▸ DESCRIPTION OF THE TASK
The finished copy must match the records exactly, except that it contains no pictures.

▸ RAW DATA
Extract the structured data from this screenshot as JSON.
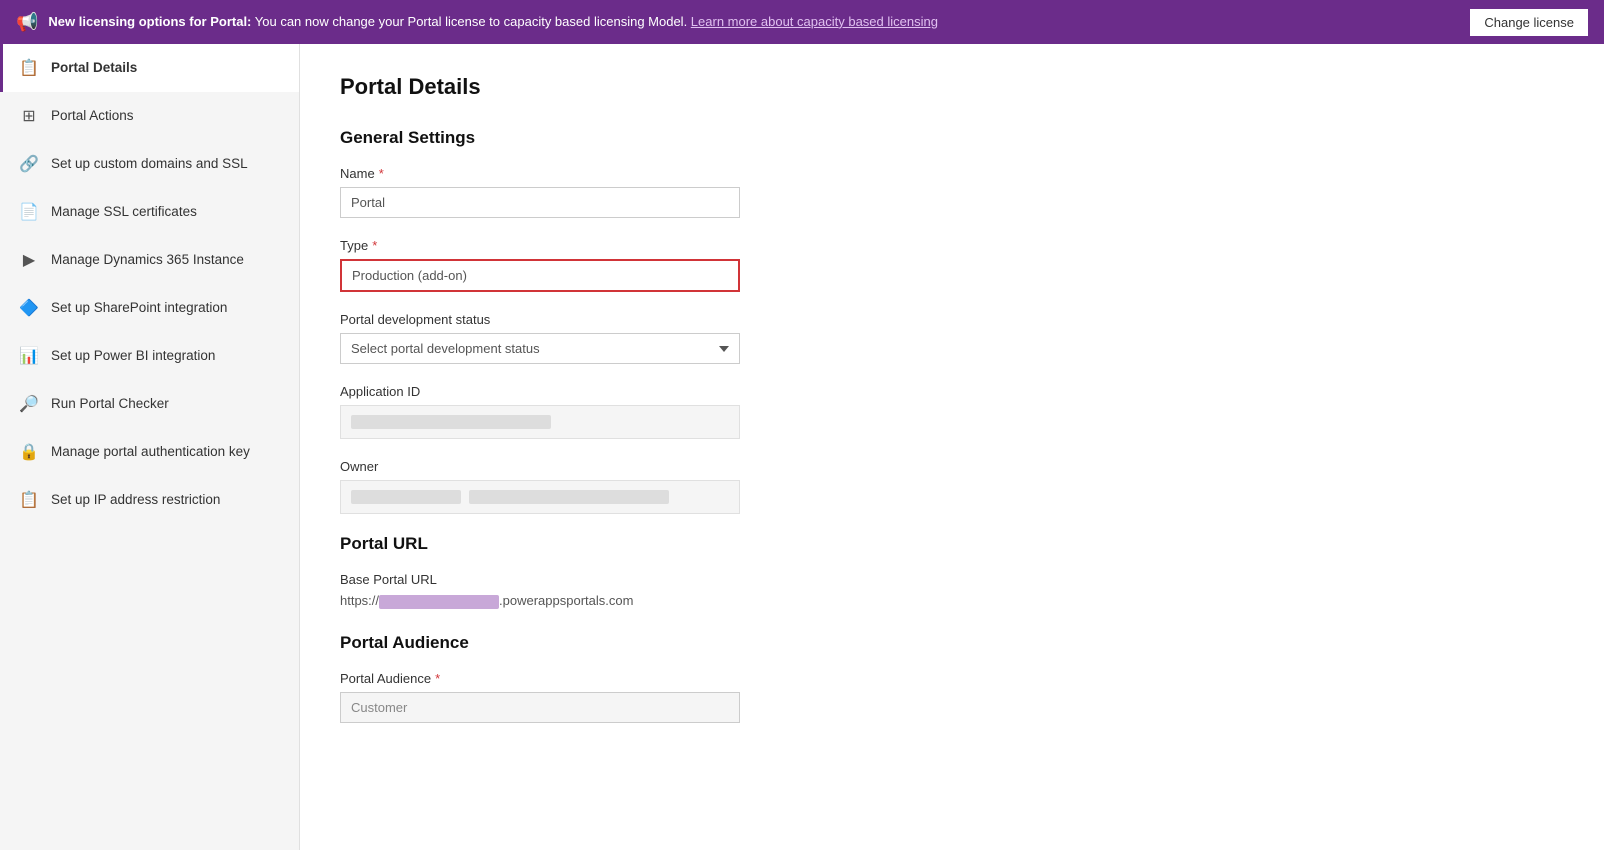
{
  "banner": {
    "icon": "📢",
    "text_prefix": "New licensing options for Portal:",
    "text_body": " You can now change your Portal license to capacity based licensing Model. ",
    "link_text": "Learn more about capacity based licensing",
    "button_label": "Change license"
  },
  "sidebar": {
    "items": [
      {
        "id": "portal-details",
        "label": "Portal Details",
        "icon": "📋",
        "active": true
      },
      {
        "id": "portal-actions",
        "label": "Portal Actions",
        "icon": "⊞",
        "active": false
      },
      {
        "id": "custom-domains",
        "label": "Set up custom domains and SSL",
        "icon": "🔗",
        "active": false
      },
      {
        "id": "ssl-certs",
        "label": "Manage SSL certificates",
        "icon": "📄",
        "active": false
      },
      {
        "id": "dynamics-instance",
        "label": "Manage Dynamics 365 Instance",
        "icon": "▶",
        "active": false
      },
      {
        "id": "sharepoint",
        "label": "Set up SharePoint integration",
        "icon": "🔷",
        "active": false
      },
      {
        "id": "powerbi",
        "label": "Set up Power BI integration",
        "icon": "📊",
        "active": false
      },
      {
        "id": "portal-checker",
        "label": "Run Portal Checker",
        "icon": "🔎",
        "active": false
      },
      {
        "id": "auth-key",
        "label": "Manage portal authentication key",
        "icon": "🔒",
        "active": false
      },
      {
        "id": "ip-restriction",
        "label": "Set up IP address restriction",
        "icon": "📋",
        "active": false
      }
    ]
  },
  "content": {
    "page_title": "Portal Details",
    "general_settings": {
      "section_title": "General Settings",
      "name_label": "Name",
      "name_required": "*",
      "name_value": "Portal",
      "type_label": "Type",
      "type_required": "*",
      "type_value": "Production (add-on)",
      "portal_dev_status_label": "Portal development status",
      "portal_dev_status_placeholder": "Select portal development status",
      "app_id_label": "Application ID",
      "owner_label": "Owner"
    },
    "portal_url": {
      "section_title": "Portal URL",
      "base_url_label": "Base Portal URL",
      "base_url_prefix": "https://",
      "base_url_suffix": ".powerappsportals.com"
    },
    "portal_audience": {
      "section_title": "Portal Audience",
      "audience_label": "Portal Audience",
      "audience_required": "*",
      "audience_value": "Customer"
    }
  }
}
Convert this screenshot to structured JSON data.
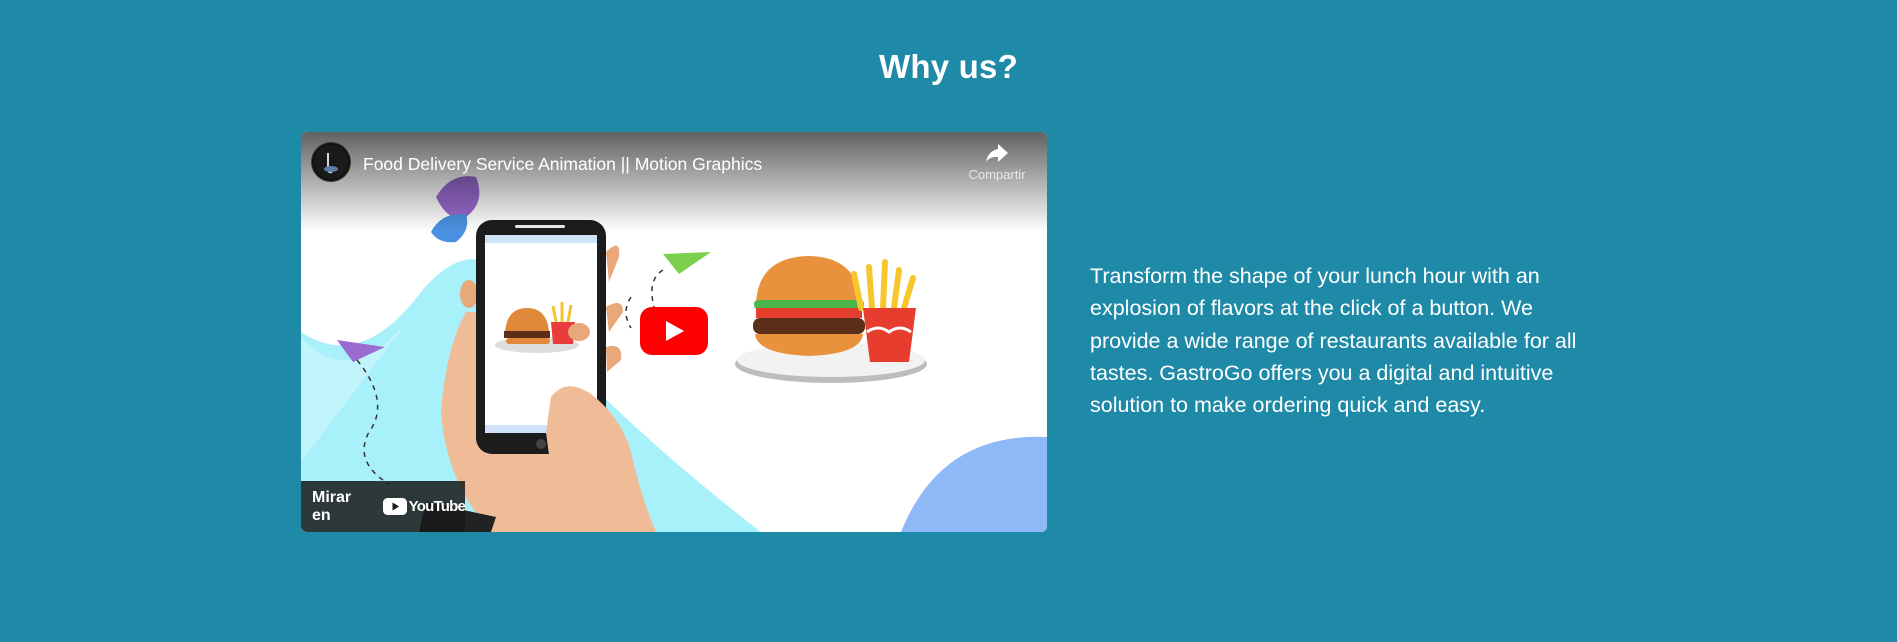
{
  "section": {
    "title": "Why us?",
    "description": "Transform the shape of your lunch hour with an explosion of flavors at the click of a button. We provide a wide range of restaurants available for all tastes. GastroGo offers you a digital and intuitive solution to make ordering quick and easy."
  },
  "video": {
    "title": "Food Delivery Service Animation || Motion Graphics",
    "share_label": "Compartir",
    "watch_on_label": "Mirar en",
    "platform_logo_text": "YouTube"
  },
  "colors": {
    "background": "#1e8aa7",
    "play_button": "#ff0000",
    "text": "#ffffff"
  }
}
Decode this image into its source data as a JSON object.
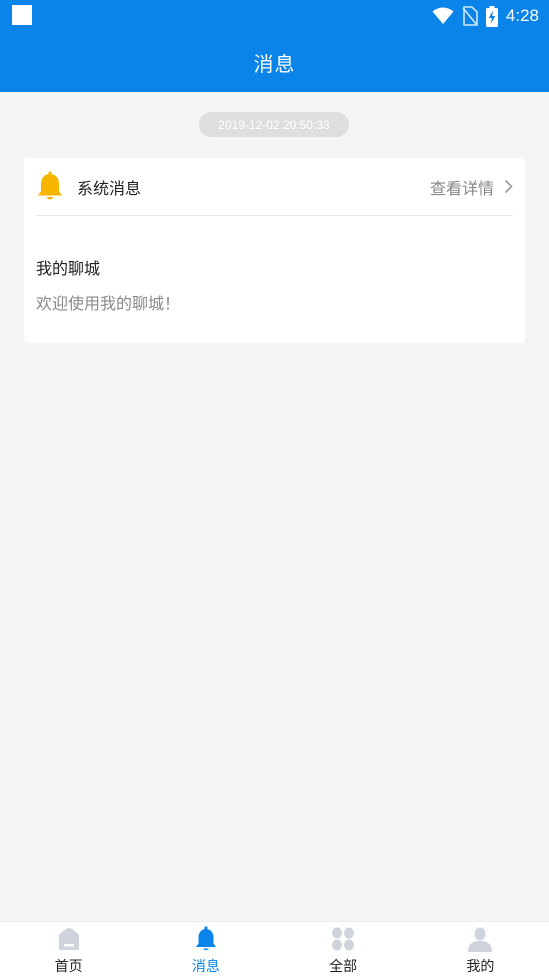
{
  "status_bar": {
    "time": "4:28",
    "icons": [
      "notification-square-icon",
      "wifi-icon",
      "no-sim-icon",
      "battery-charging-icon"
    ]
  },
  "header": {
    "title": "消息"
  },
  "timestamp": "2019-12-02 20:50:33",
  "message_card": {
    "icon": "bell-icon",
    "title": "系统消息",
    "detail_link": "查看详情",
    "message_title": "我的聊城",
    "message_body": "欢迎使用我的聊城！"
  },
  "bottom_nav": {
    "items": [
      {
        "label": "首页",
        "icon": "home-icon",
        "active": false
      },
      {
        "label": "消息",
        "icon": "bell-icon",
        "active": true
      },
      {
        "label": "全部",
        "icon": "grid-icon",
        "active": false
      },
      {
        "label": "我的",
        "icon": "user-icon",
        "active": false
      }
    ]
  },
  "colors": {
    "primary": "#0a84e8",
    "background": "#f4f4f4",
    "bell": "#f7b500",
    "inactive_icon": "#cfd3db"
  }
}
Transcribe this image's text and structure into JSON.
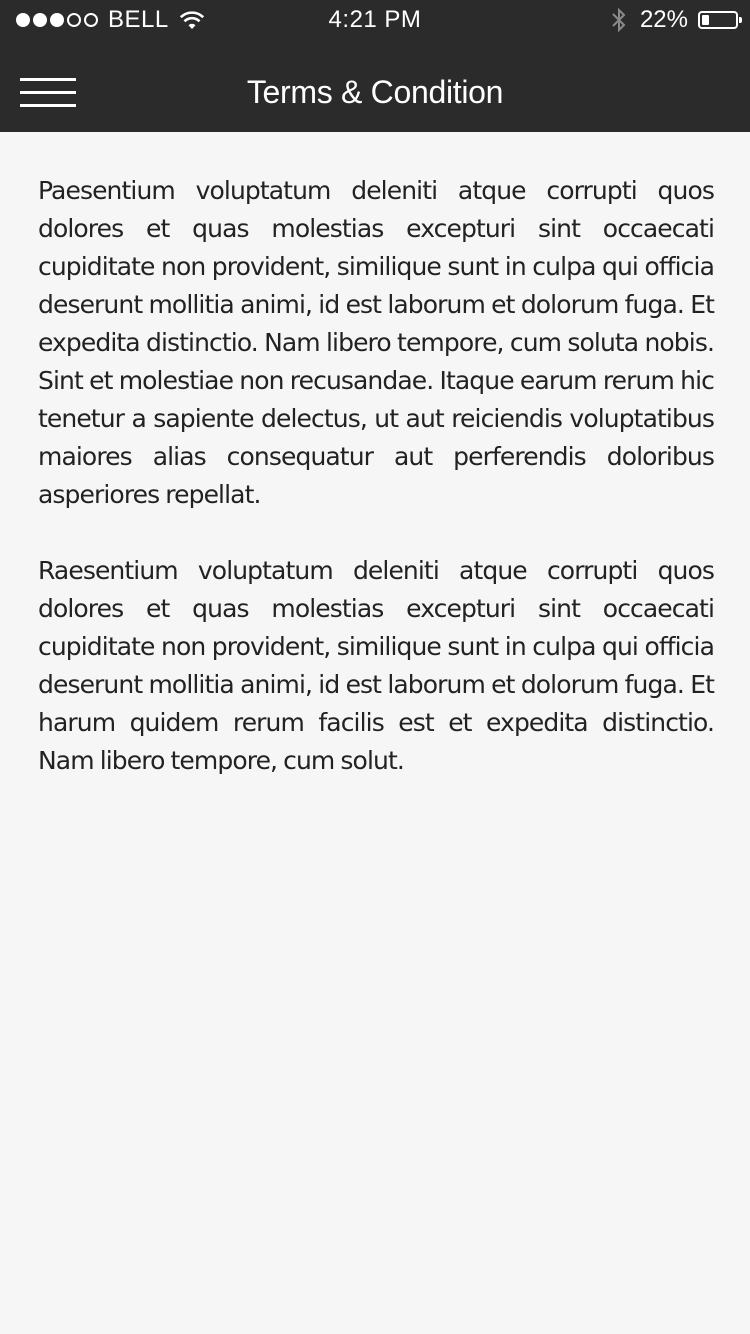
{
  "status_bar": {
    "carrier": "BELL",
    "time": "4:21 PM",
    "battery_percent": "22%",
    "battery_level": 0.22,
    "signal_bars_filled": 3,
    "signal_bars_total": 5,
    "icons": {
      "wifi": "wifi-icon",
      "bluetooth": "bluetooth-icon",
      "battery": "battery-icon"
    }
  },
  "nav": {
    "title": "Terms & Condition",
    "menu_icon": "hamburger-menu-icon"
  },
  "terms": {
    "paragraphs": [
      "Paesentium voluptatum deleniti atque corrupti quos dolores et quas molestias excepturi sint occaecati cupiditate non provident, similique sunt in culpa qui officia deserunt mollitia animi, id est laborum et dolorum fuga. Et expedita distinctio. Nam libero tempore, cum soluta nobis. Sint et molestiae non recusandae. Itaque earum rerum hic tenetur a sapiente delectus, ut aut reiciendis voluptatibus maiores alias consequatur aut perferendis doloribus asperiores repellat.",
      "Raesentium voluptatum deleniti atque corrupti quos dolores et quas molestias excepturi sint occaecati cupiditate non provident, similique sunt in culpa qui officia deserunt mollitia animi, id est laborum et dolorum fuga. Et harum quidem rerum facilis est et expedita distinctio. Nam libero tempore, cum solut."
    ]
  },
  "colors": {
    "header_bg": "#2b2b2b",
    "page_bg": "#f6f6f6",
    "body_text": "#222222"
  }
}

▸ FINISHED TASK
Extract the structured data from this screenshot as JSON.
{
  "banner": {
    "icon": "📢",
    "text_prefix": "New licensing options for Portal:",
    "text_body": " You can now change your Portal license to capacity based licensing Model. ",
    "link_text": "Learn more about capacity based licensing",
    "button_label": "Change license"
  },
  "sidebar": {
    "items": [
      {
        "id": "portal-details",
        "label": "Portal Details",
        "icon": "📋",
        "active": true
      },
      {
        "id": "portal-actions",
        "label": "Portal Actions",
        "icon": "⊞",
        "active": false
      },
      {
        "id": "custom-domains",
        "label": "Set up custom domains and SSL",
        "icon": "🔗",
        "active": false
      },
      {
        "id": "ssl-certs",
        "label": "Manage SSL certificates",
        "icon": "📄",
        "active": false
      },
      {
        "id": "dynamics-instance",
        "label": "Manage Dynamics 365 Instance",
        "icon": "▶",
        "active": false
      },
      {
        "id": "sharepoint",
        "label": "Set up SharePoint integration",
        "icon": "🔷",
        "active": false
      },
      {
        "id": "powerbi",
        "label": "Set up Power BI integration",
        "icon": "📊",
        "active": false
      },
      {
        "id": "portal-checker",
        "label": "Run Portal Checker",
        "icon": "🔎",
        "active": false
      },
      {
        "id": "auth-key",
        "label": "Manage portal authentication key",
        "icon": "🔒",
        "active": false
      },
      {
        "id": "ip-restriction",
        "label": "Set up IP address restriction",
        "icon": "📋",
        "active": false
      }
    ]
  },
  "content": {
    "page_title": "Portal Details",
    "general_settings": {
      "section_title": "General Settings",
      "name_label": "Name",
      "name_required": "*",
      "name_value": "Portal",
      "type_label": "Type",
      "type_required": "*",
      "type_value": "Production (add-on)",
      "portal_dev_status_label": "Portal development status",
      "portal_dev_status_placeholder": "Select portal development status",
      "app_id_label": "Application ID",
      "owner_label": "Owner"
    },
    "portal_url": {
      "section_title": "Portal URL",
      "base_url_label": "Base Portal URL",
      "base_url_prefix": "https://",
      "base_url_suffix": ".powerappsportals.com"
    },
    "portal_audience": {
      "section_title": "Portal Audience",
      "audience_label": "Portal Audience",
      "audience_required": "*",
      "audience_value": "Customer"
    }
  }
}
Convert this screenshot to structured JSON data.
{
  "section": {
    "title": "Why us?",
    "description": "Transform the shape of your lunch hour with an explosion of flavors at the click of a button. We provide a wide range of restaurants available for all tastes. GastroGo offers you a digital and intuitive solution to make ordering quick and easy."
  },
  "video": {
    "title": "Food Delivery Service Animation || Motion Graphics",
    "share_label": "Compartir",
    "watch_on_label": "Mirar en",
    "platform_logo_text": "YouTube"
  },
  "colors": {
    "background": "#1e8aa7",
    "play_button": "#ff0000",
    "text": "#ffffff"
  }
}
Decode this image into its source data as a JSON object.
{
  "status_bar": {
    "time": "4:28",
    "icons": [
      "notification-square-icon",
      "wifi-icon",
      "no-sim-icon",
      "battery-charging-icon"
    ]
  },
  "header": {
    "title": "消息"
  },
  "timestamp": "2019-12-02 20:50:33",
  "message_card": {
    "icon": "bell-icon",
    "title": "系统消息",
    "detail_link": "查看详情",
    "message_title": "我的聊城",
    "message_body": "欢迎使用我的聊城！"
  },
  "bottom_nav": {
    "items": [
      {
        "label": "首页",
        "icon": "home-icon",
        "active": false
      },
      {
        "label": "消息",
        "icon": "bell-icon",
        "active": true
      },
      {
        "label": "全部",
        "icon": "grid-icon",
        "active": false
      },
      {
        "label": "我的",
        "icon": "user-icon",
        "active": false
      }
    ]
  },
  "colors": {
    "primary": "#0a84e8",
    "background": "#f4f4f4",
    "bell": "#f7b500",
    "inactive_icon": "#cfd3db"
  }
}
Transcribe this image's text and structure into JSON.
{
  "status_bar": {
    "carrier": "BELL",
    "time": "4:21 PM",
    "battery_percent": "22%",
    "battery_level": 0.22,
    "signal_bars_filled": 3,
    "signal_bars_total": 5,
    "icons": {
      "wifi": "wifi-icon",
      "bluetooth": "bluetooth-icon",
      "battery": "battery-icon"
    }
  },
  "nav": {
    "title": "Terms & Condition",
    "menu_icon": "hamburger-menu-icon"
  },
  "terms": {
    "paragraphs": [
      "Paesentium voluptatum deleniti atque corrupti quos dolores et quas molestias excepturi sint occaecati cupiditate non provident, similique sunt in culpa qui officia deserunt mollitia animi, id est laborum et dolorum fuga. Et expedita distinctio. Nam libero tempore, cum soluta nobis. Sint et molestiae non recusandae. Itaque earum rerum hic tenetur a sapiente delectus, ut aut reiciendis voluptatibus maiores alias consequatur aut perferendis doloribus asperiores repellat.",
      "Raesentium voluptatum deleniti atque corrupti quos dolores et quas molestias excepturi sint occaecati cupiditate non provident, similique sunt in culpa qui officia deserunt mollitia animi, id est laborum et dolorum fuga. Et harum quidem rerum facilis est et expedita distinctio. Nam libero tempore, cum solut."
    ]
  },
  "colors": {
    "header_bg": "#2b2b2b",
    "page_bg": "#f6f6f6",
    "body_text": "#222222"
  }
}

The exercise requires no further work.